What follows is a listing; restate every line of it word for word.

┌──

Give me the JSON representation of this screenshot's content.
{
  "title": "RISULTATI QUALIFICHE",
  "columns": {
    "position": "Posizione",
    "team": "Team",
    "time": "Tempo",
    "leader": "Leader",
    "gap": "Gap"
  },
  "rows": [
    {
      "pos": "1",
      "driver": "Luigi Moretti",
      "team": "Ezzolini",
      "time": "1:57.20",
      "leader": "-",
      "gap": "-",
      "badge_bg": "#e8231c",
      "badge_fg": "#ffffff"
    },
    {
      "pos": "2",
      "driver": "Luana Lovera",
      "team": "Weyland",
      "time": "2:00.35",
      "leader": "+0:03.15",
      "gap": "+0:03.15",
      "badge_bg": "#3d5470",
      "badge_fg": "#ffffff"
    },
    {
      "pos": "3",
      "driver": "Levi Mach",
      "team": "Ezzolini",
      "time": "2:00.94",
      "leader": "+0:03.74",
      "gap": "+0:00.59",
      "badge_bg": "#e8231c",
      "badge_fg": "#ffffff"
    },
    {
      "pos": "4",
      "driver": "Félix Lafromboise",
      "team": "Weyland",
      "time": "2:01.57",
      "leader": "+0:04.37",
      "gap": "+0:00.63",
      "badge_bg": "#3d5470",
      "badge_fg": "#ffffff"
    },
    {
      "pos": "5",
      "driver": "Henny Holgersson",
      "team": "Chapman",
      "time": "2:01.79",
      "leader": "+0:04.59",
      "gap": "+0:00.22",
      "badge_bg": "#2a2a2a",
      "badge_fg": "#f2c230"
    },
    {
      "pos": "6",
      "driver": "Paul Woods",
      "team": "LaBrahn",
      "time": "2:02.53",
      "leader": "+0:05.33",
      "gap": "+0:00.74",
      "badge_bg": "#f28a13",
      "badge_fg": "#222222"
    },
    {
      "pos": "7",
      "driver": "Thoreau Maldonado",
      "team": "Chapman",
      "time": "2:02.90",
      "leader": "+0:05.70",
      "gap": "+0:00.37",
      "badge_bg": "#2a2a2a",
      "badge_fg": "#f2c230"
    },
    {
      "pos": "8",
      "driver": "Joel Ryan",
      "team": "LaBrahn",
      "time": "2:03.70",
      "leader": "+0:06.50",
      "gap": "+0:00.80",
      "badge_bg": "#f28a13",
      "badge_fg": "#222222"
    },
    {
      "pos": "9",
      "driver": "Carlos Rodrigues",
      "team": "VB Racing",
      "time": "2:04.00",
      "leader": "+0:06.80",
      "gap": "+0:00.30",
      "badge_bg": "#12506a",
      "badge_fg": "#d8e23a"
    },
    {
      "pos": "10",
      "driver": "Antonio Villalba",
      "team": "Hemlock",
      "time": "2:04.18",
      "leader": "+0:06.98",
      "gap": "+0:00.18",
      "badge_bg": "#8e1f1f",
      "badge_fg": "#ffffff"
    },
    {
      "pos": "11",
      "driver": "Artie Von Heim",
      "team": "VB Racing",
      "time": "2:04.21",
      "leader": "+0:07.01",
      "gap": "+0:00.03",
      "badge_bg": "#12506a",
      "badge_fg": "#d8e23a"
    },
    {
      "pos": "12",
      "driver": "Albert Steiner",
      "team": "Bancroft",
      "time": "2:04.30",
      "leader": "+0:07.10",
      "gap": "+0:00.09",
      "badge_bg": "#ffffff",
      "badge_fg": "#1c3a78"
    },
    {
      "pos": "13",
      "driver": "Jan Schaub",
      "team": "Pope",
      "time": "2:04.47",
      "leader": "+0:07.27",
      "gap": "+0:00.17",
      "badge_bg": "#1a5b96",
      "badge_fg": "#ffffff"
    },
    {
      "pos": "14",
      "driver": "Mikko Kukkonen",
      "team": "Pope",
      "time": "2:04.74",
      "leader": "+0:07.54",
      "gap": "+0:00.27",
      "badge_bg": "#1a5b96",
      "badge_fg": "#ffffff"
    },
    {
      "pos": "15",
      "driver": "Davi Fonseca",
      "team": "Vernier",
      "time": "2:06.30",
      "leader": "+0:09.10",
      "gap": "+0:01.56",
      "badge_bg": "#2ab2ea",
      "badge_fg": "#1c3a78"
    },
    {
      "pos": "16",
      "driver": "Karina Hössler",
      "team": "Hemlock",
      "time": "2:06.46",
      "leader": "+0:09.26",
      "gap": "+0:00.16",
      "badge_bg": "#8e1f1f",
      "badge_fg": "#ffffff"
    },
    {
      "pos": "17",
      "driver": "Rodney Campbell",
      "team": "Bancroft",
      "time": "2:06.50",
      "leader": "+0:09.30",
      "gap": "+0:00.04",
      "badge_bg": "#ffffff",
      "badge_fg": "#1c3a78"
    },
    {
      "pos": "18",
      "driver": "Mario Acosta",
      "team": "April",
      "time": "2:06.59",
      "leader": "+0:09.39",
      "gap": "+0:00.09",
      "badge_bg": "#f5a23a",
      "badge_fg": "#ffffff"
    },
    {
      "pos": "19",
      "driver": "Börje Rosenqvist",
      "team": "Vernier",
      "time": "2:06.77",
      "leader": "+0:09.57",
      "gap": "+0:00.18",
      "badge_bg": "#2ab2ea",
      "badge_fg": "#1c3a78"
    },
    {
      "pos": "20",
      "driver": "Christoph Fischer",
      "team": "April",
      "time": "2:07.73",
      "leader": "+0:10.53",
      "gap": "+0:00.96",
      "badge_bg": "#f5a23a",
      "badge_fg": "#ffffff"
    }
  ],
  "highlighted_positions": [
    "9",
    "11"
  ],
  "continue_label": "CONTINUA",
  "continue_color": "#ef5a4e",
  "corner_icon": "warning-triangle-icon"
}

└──

> **Response to this exercise**
Give me the JSON representation of this screenshot's content.
{
  "title": "RISULTATI QUALIFICHE",
  "columns": {
    "position": "Posizione",
    "team": "Team",
    "time": "Tempo",
    "leader": "Leader",
    "gap": "Gap"
  },
  "rows": [
    {
      "pos": "1",
      "driver": "Luigi Moretti",
      "team": "Ezzolini",
      "time": "1:57.20",
      "leader": "-",
      "gap": "-",
      "badge_bg": "#e8231c",
      "badge_fg": "#ffffff"
    },
    {
      "pos": "2",
      "driver": "Luana Lovera",
      "team": "Weyland",
      "time": "2:00.35",
      "leader": "+0:03.15",
      "gap": "+0:03.15",
      "badge_bg": "#3d5470",
      "badge_fg": "#ffffff"
    },
    {
      "pos": "3",
      "driver": "Levi Mach",
      "team": "Ezzolini",
      "time": "2:00.94",
      "leader": "+0:03.74",
      "gap": "+0:00.59",
      "badge_bg": "#e8231c",
      "badge_fg": "#ffffff"
    },
    {
      "pos": "4",
      "driver": "Félix Lafromboise",
      "team": "Weyland",
      "time": "2:01.57",
      "leader": "+0:04.37",
      "gap": "+0:00.63",
      "badge_bg": "#3d5470",
      "badge_fg": "#ffffff"
    },
    {
      "pos": "5",
      "driver": "Henny Holgersson",
      "team": "Chapman",
      "time": "2:01.79",
      "leader": "+0:04.59",
      "gap": "+0:00.22",
      "badge_bg": "#2a2a2a",
      "badge_fg": "#f2c230"
    },
    {
      "pos": "6",
      "driver": "Paul Woods",
      "team": "LaBrahn",
      "time": "2:02.53",
      "leader": "+0:05.33",
      "gap": "+0:00.74",
      "badge_bg": "#f28a13",
      "badge_fg": "#222222"
    },
    {
      "pos": "7",
      "driver": "Thoreau Maldonado",
      "team": "Chapman",
      "time": "2:02.90",
      "leader": "+0:05.70",
      "gap": "+0:00.37",
      "badge_bg": "#2a2a2a",
      "badge_fg": "#f2c230"
    },
    {
      "pos": "8",
      "driver": "Joel Ryan",
      "team": "LaBrahn",
      "time": "2:03.70",
      "leader": "+0:06.50",
      "gap": "+0:00.80",
      "badge_bg": "#f28a13",
      "badge_fg": "#222222"
    },
    {
      "pos": "9",
      "driver": "Carlos Rodrigues",
      "team": "VB Racing",
      "time": "2:04.00",
      "leader": "+0:06.80",
      "gap": "+0:00.30",
      "badge_bg": "#12506a",
      "badge_fg": "#d8e23a"
    },
    {
      "pos": "10",
      "driver": "Antonio Villalba",
      "team": "Hemlock",
      "time": "2:04.18",
      "leader": "+0:06.98",
      "gap": "+0:00.18",
      "badge_bg": "#8e1f1f",
      "badge_fg": "#ffffff"
    },
    {
      "pos": "11",
      "driver": "Artie Von Heim",
      "team": "VB Racing",
      "time": "2:04.21",
      "leader": "+0:07.01",
      "gap": "+0:00.03",
      "badge_bg": "#12506a",
      "badge_fg": "#d8e23a"
    },
    {
      "pos": "12",
      "driver": "Albert Steiner",
      "team": "Bancroft",
      "time": "2:04.30",
      "leader": "+0:07.10",
      "gap": "+0:00.09",
      "badge_bg": "#ffffff",
      "badge_fg": "#1c3a78"
    },
    {
      "pos": "13",
      "driver": "Jan Schaub",
      "team": "Pope",
      "time": "2:04.47",
      "leader": "+0:07.27",
      "gap": "+0:00.17",
      "badge_bg": "#1a5b96",
      "badge_fg": "#ffffff"
    },
    {
      "pos": "14",
      "driver": "Mikko Kukkonen",
      "team": "Pope",
      "time": "2:04.74",
      "leader": "+0:07.54",
      "gap": "+0:00.27",
      "badge_bg": "#1a5b96",
      "badge_fg": "#ffffff"
    },
    {
      "pos": "15",
      "driver": "Davi Fonseca",
      "team": "Vernier",
      "time": "2:06.30",
      "leader": "+0:09.10",
      "gap": "+0:01.56",
      "badge_bg": "#2ab2ea",
      "badge_fg": "#1c3a78"
    },
    {
      "pos": "16",
      "driver": "Karina Hössler",
      "team": "Hemlock",
      "time": "2:06.46",
      "leader": "+0:09.26",
      "gap": "+0:00.16",
      "badge_bg": "#8e1f1f",
      "badge_fg": "#ffffff"
    },
    {
      "pos": "17",
      "driver": "Rodney Campbell",
      "team": "Bancroft",
      "time": "2:06.50",
      "leader": "+0:09.30",
      "gap": "+0:00.04",
      "badge_bg": "#ffffff",
      "badge_fg": "#1c3a78"
    },
    {
      "pos": "18",
      "driver": "Mario Acosta",
      "team": "April",
      "time": "2:06.59",
      "leader": "+0:09.39",
      "gap": "+0:00.09",
      "badge_bg": "#f5a23a",
      "badge_fg": "#ffffff"
    },
    {
      "pos": "19",
      "driver": "Börje Rosenqvist",
      "team": "Vernier",
      "time": "2:06.77",
      "leader": "+0:09.57",
      "gap": "+0:00.18",
      "badge_bg": "#2ab2ea",
      "badge_fg": "#1c3a78"
    },
    {
      "pos": "20",
      "driver": "Christoph Fischer",
      "team": "April",
      "time": "2:07.73",
      "leader": "+0:10.53",
      "gap": "+0:00.96",
      "badge_bg": "#f5a23a",
      "badge_fg": "#ffffff"
    }
  ],
  "highlighted_positions": [
    "9",
    "11"
  ],
  "continue_label": "CONTINUA",
  "continue_color": "#ef5a4e",
  "corner_icon": "warning-triangle-icon"
}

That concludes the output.